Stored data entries
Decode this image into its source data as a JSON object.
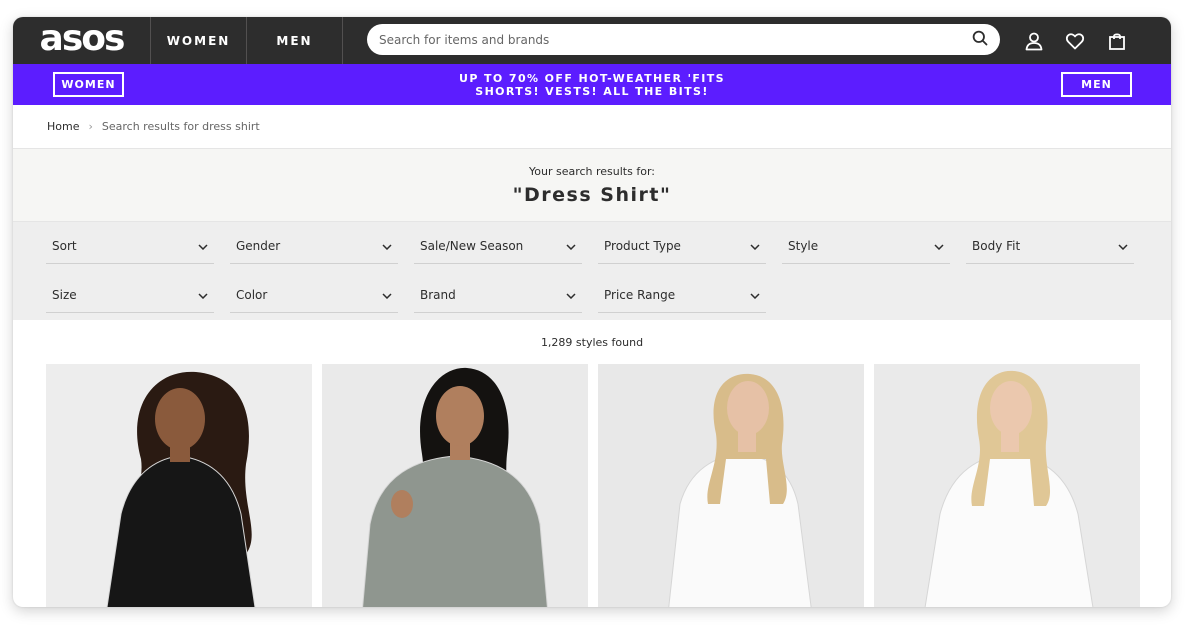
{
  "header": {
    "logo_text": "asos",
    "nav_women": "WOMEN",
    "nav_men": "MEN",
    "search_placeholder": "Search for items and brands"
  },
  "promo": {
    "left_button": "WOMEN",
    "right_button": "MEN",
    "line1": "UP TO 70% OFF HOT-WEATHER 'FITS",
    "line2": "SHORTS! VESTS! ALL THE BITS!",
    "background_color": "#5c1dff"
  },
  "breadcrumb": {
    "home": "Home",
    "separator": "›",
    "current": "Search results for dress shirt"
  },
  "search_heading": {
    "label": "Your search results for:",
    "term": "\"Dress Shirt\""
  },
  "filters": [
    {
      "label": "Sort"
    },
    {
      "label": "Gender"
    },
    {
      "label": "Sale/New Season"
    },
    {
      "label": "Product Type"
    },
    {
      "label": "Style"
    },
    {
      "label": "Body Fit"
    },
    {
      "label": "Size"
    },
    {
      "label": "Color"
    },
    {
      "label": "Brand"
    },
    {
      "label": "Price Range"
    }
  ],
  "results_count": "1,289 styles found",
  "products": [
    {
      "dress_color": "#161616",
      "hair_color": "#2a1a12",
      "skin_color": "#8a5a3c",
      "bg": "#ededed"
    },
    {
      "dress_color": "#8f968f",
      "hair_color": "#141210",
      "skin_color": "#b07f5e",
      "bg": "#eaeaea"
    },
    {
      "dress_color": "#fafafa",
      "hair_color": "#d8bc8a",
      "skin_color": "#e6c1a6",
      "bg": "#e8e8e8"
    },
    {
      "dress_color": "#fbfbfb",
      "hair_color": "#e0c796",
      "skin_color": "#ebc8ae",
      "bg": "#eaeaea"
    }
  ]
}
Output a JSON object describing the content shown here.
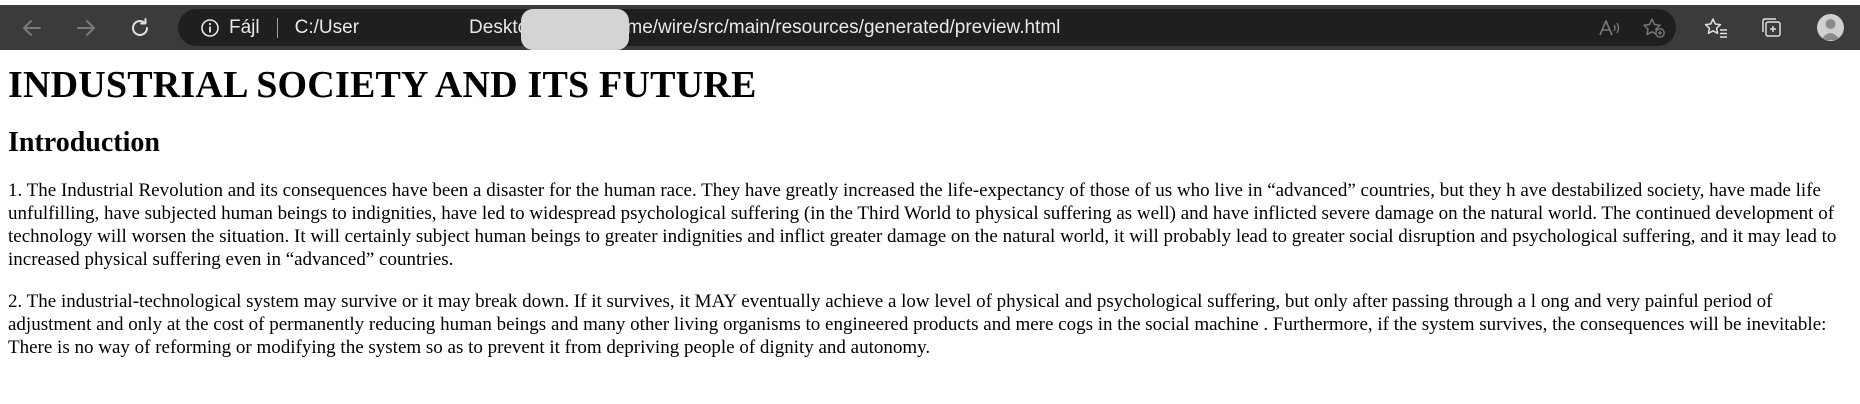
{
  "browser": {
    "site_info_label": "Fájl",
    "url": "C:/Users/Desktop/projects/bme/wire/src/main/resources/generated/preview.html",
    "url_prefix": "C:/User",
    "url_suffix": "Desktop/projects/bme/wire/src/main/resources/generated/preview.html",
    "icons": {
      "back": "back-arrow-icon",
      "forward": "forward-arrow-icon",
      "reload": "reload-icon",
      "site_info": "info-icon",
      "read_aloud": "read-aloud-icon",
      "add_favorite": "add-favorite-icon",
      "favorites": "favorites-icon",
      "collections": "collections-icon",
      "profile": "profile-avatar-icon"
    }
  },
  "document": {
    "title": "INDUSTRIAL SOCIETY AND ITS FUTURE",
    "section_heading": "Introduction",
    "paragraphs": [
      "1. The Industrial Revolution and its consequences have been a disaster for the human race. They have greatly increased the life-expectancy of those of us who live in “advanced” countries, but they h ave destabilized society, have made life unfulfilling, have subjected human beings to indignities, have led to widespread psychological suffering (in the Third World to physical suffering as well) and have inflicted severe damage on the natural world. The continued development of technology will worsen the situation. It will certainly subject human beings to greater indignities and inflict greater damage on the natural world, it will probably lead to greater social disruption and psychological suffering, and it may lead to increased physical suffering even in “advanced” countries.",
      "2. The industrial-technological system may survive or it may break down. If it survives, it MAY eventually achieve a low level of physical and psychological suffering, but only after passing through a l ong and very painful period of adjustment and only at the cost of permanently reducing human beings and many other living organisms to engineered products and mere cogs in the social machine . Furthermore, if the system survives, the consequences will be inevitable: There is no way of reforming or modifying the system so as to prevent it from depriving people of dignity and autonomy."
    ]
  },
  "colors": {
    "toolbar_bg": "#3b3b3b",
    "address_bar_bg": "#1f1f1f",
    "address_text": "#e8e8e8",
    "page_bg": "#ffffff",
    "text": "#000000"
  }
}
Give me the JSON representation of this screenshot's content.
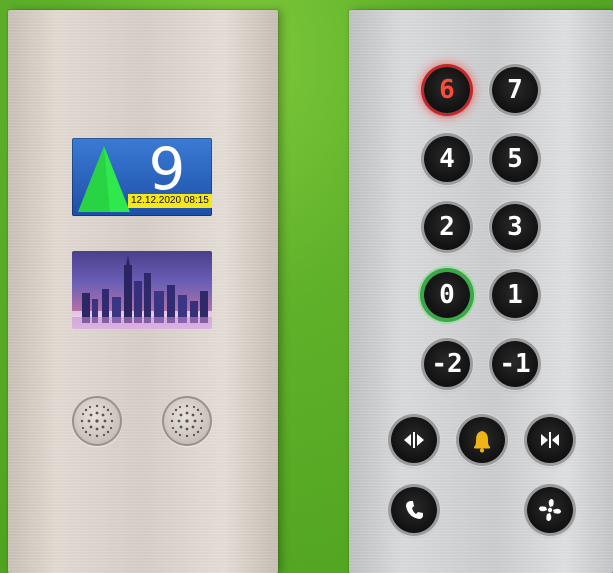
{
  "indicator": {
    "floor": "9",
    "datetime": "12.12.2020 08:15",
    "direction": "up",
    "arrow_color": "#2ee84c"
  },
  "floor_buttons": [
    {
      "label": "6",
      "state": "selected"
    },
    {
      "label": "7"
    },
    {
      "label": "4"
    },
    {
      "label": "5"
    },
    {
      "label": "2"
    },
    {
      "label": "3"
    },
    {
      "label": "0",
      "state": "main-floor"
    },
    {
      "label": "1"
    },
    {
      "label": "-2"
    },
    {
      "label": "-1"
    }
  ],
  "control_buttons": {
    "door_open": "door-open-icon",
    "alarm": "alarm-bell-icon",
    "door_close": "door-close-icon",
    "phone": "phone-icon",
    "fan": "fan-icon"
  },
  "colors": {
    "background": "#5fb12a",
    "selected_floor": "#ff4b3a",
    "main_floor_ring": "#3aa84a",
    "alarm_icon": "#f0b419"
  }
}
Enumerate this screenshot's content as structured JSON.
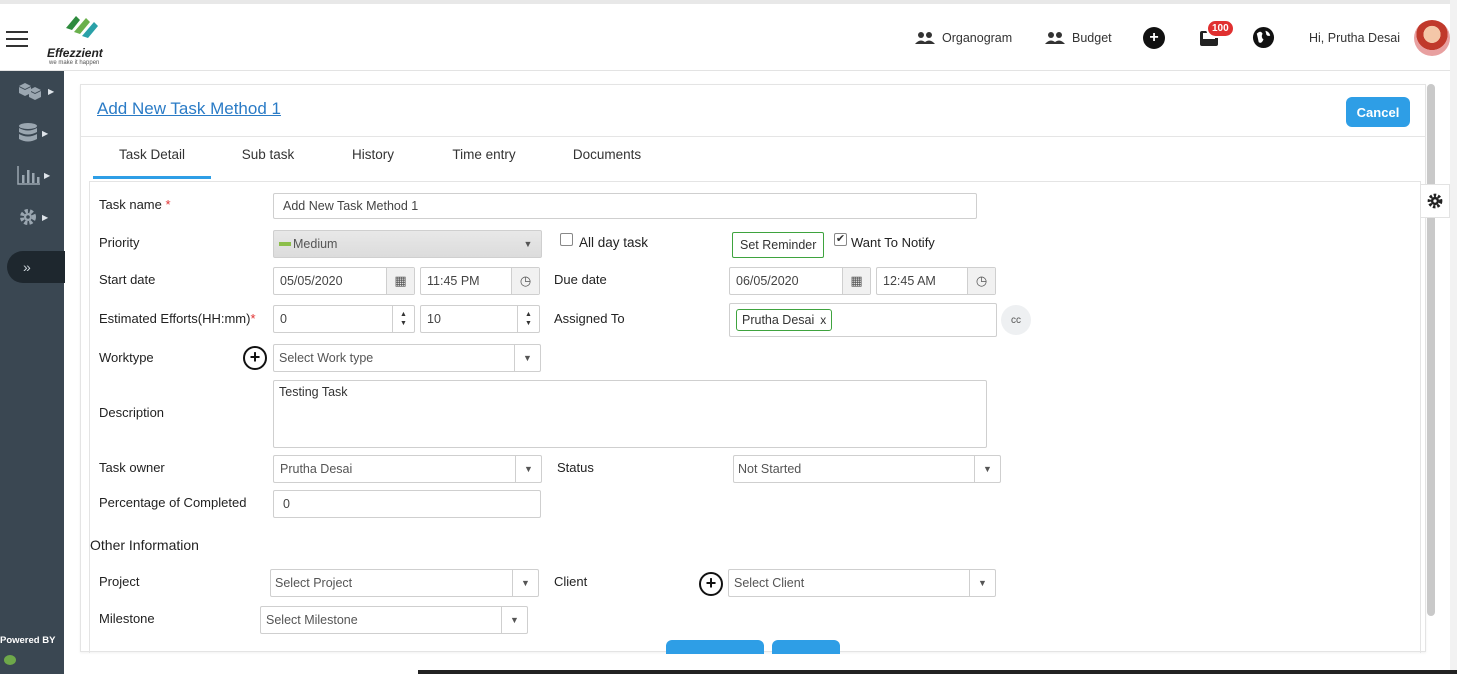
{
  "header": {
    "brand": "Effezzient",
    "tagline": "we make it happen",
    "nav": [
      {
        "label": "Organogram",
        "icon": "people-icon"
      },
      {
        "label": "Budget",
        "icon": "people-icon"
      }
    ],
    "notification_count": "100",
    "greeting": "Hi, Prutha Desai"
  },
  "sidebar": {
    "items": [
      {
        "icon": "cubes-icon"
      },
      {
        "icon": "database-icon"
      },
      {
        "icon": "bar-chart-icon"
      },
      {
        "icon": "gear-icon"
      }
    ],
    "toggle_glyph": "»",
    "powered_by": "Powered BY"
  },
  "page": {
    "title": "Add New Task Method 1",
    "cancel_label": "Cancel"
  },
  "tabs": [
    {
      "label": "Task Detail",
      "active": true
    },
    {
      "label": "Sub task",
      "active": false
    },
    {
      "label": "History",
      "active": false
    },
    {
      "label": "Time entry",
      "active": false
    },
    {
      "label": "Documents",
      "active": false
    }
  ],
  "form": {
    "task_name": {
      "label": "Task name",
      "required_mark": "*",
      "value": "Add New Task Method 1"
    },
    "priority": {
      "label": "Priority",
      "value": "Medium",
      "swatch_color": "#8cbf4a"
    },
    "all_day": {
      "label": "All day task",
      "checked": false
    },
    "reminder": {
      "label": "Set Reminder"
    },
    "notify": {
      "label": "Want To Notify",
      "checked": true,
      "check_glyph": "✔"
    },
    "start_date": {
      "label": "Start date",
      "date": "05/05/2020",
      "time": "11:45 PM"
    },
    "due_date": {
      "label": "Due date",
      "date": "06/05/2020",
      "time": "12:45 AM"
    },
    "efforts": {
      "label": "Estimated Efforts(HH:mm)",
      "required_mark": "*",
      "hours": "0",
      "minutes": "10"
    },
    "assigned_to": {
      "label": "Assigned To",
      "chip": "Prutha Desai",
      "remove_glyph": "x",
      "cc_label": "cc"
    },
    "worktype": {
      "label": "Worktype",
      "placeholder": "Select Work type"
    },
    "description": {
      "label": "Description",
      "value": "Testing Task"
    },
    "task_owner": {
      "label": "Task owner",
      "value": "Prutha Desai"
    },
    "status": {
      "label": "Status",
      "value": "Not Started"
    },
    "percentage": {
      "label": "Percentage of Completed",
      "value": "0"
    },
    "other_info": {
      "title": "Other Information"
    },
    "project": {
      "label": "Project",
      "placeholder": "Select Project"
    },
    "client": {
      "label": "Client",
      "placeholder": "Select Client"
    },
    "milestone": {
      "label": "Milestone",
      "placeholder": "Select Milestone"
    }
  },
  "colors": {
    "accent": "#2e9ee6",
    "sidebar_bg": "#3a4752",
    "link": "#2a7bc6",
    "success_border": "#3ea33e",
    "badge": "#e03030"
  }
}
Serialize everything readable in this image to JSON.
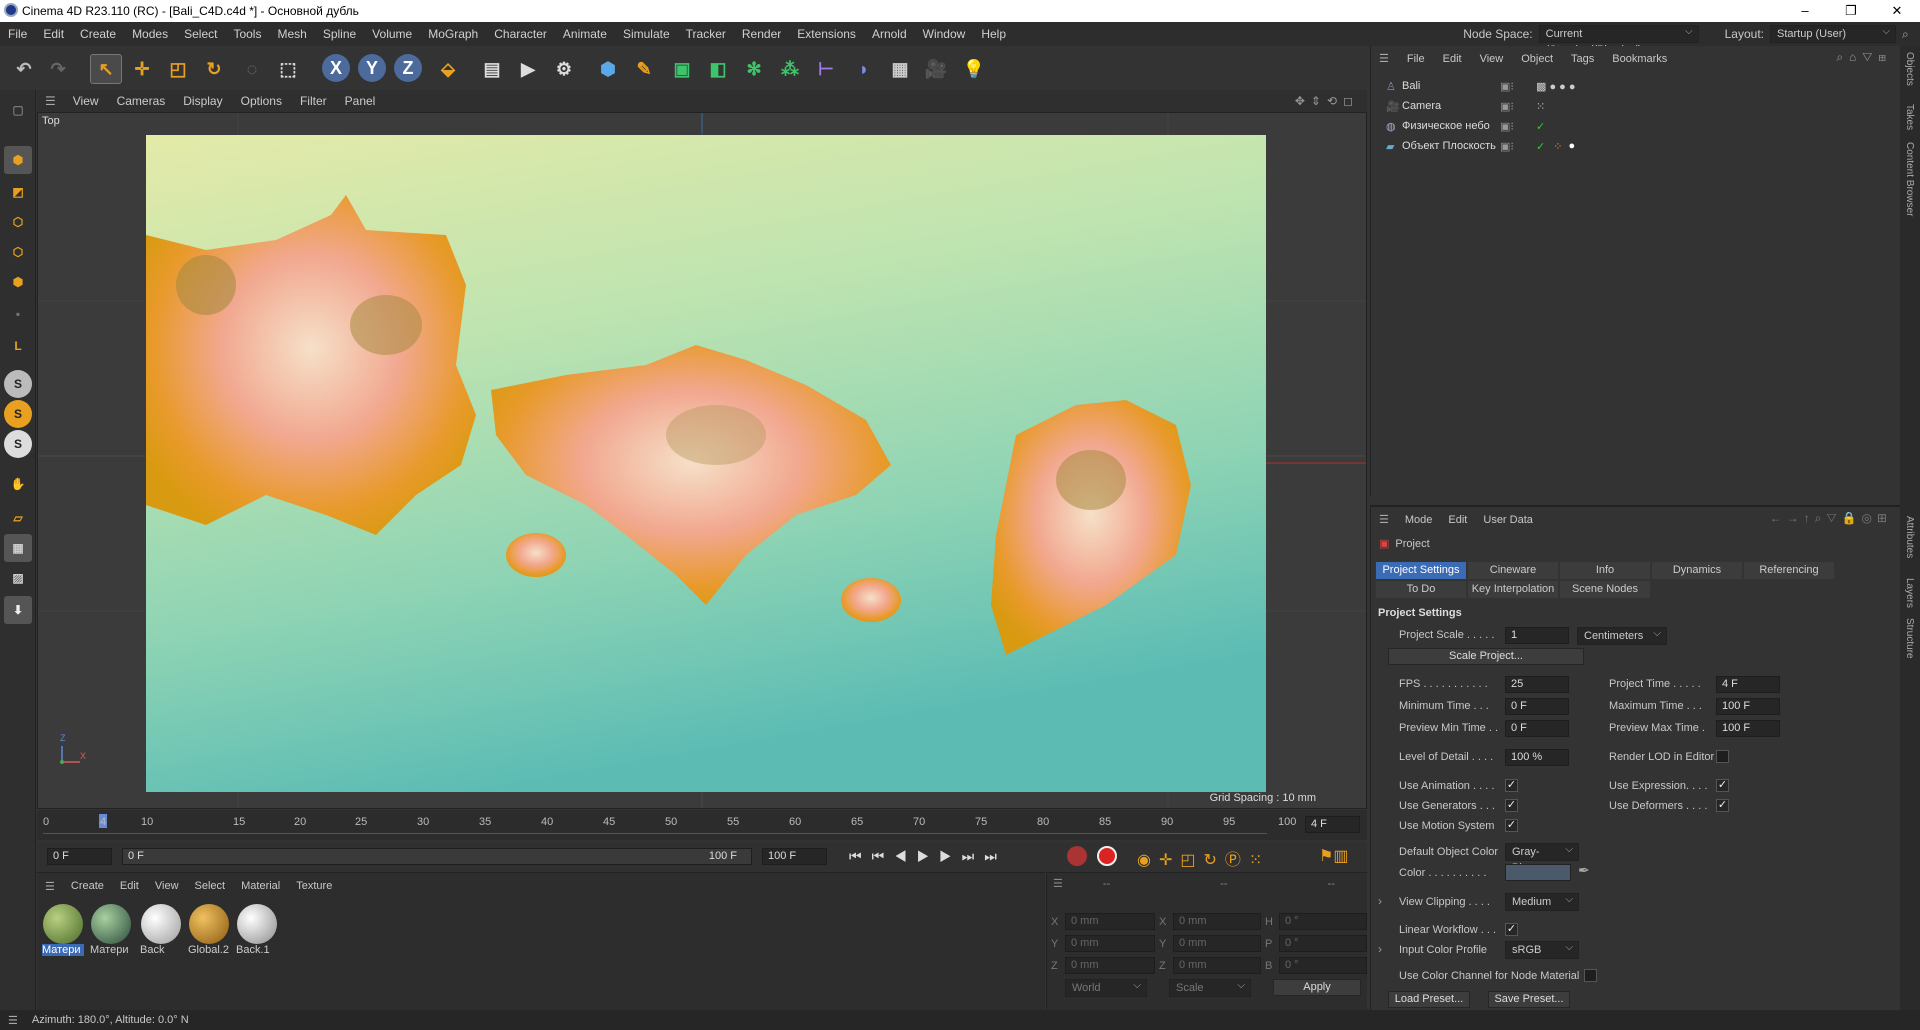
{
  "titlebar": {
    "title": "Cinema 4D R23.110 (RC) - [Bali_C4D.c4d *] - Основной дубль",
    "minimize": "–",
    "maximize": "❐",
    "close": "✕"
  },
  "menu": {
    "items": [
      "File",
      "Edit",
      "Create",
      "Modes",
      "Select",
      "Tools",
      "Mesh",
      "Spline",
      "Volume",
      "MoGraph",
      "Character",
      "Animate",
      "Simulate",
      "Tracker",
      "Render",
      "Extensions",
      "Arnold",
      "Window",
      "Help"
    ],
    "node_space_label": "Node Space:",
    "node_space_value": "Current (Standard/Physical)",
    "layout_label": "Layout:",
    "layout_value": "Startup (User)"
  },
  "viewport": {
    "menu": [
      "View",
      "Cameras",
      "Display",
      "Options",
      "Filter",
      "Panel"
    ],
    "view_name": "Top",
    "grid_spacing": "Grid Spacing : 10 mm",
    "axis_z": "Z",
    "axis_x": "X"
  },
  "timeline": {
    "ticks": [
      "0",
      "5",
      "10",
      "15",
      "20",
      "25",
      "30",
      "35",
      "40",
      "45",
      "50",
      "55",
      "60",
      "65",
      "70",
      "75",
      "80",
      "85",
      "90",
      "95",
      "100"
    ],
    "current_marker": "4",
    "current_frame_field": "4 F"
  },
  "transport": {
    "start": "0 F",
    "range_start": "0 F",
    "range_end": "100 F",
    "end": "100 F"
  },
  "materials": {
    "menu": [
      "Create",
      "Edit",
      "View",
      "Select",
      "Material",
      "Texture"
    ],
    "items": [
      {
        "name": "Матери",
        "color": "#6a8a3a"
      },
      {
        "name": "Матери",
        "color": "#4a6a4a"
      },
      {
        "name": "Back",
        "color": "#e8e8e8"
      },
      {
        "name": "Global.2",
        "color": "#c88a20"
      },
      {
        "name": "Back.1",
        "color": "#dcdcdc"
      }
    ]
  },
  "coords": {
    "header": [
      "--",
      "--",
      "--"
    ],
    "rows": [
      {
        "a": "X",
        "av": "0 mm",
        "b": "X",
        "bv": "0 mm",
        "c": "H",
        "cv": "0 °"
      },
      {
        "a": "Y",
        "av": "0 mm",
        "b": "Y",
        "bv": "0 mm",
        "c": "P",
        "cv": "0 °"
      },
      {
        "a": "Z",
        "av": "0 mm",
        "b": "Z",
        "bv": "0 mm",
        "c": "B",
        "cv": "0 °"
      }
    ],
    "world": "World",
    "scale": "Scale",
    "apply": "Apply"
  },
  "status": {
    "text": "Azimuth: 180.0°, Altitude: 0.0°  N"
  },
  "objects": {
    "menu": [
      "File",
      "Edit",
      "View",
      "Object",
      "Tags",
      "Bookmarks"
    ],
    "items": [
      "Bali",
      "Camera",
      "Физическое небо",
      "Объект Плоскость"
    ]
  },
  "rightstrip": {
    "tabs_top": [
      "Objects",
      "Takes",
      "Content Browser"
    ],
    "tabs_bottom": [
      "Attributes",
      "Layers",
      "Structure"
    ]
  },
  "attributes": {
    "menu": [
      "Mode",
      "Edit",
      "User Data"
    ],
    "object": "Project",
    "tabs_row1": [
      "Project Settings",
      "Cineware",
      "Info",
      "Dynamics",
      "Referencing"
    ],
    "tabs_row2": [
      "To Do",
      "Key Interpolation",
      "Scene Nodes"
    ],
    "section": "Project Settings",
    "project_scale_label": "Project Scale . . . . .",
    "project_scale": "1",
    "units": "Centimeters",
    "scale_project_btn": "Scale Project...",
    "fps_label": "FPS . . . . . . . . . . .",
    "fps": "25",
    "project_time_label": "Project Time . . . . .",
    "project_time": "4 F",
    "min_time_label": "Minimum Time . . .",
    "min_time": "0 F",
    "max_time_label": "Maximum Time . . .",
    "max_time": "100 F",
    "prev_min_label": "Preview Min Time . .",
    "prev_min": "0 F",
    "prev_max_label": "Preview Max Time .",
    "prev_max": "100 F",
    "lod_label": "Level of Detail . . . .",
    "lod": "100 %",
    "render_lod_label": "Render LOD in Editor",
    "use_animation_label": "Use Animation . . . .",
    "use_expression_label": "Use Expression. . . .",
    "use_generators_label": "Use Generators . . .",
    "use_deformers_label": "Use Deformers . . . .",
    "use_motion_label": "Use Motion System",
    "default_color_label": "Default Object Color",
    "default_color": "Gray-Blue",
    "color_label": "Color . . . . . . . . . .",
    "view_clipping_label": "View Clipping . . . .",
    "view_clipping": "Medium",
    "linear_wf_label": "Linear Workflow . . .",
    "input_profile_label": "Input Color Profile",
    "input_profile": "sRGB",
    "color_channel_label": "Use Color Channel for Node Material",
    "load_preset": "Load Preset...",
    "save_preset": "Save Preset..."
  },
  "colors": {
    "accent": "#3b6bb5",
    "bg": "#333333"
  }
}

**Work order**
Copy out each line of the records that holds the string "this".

**Answer box**
Decode this image into its source data as a JSON object.
Give me the JSON representation of this screenshot's content.
Enumerate this screenshot's content as structured JSON.
Serialize everything readable in this image to JSON.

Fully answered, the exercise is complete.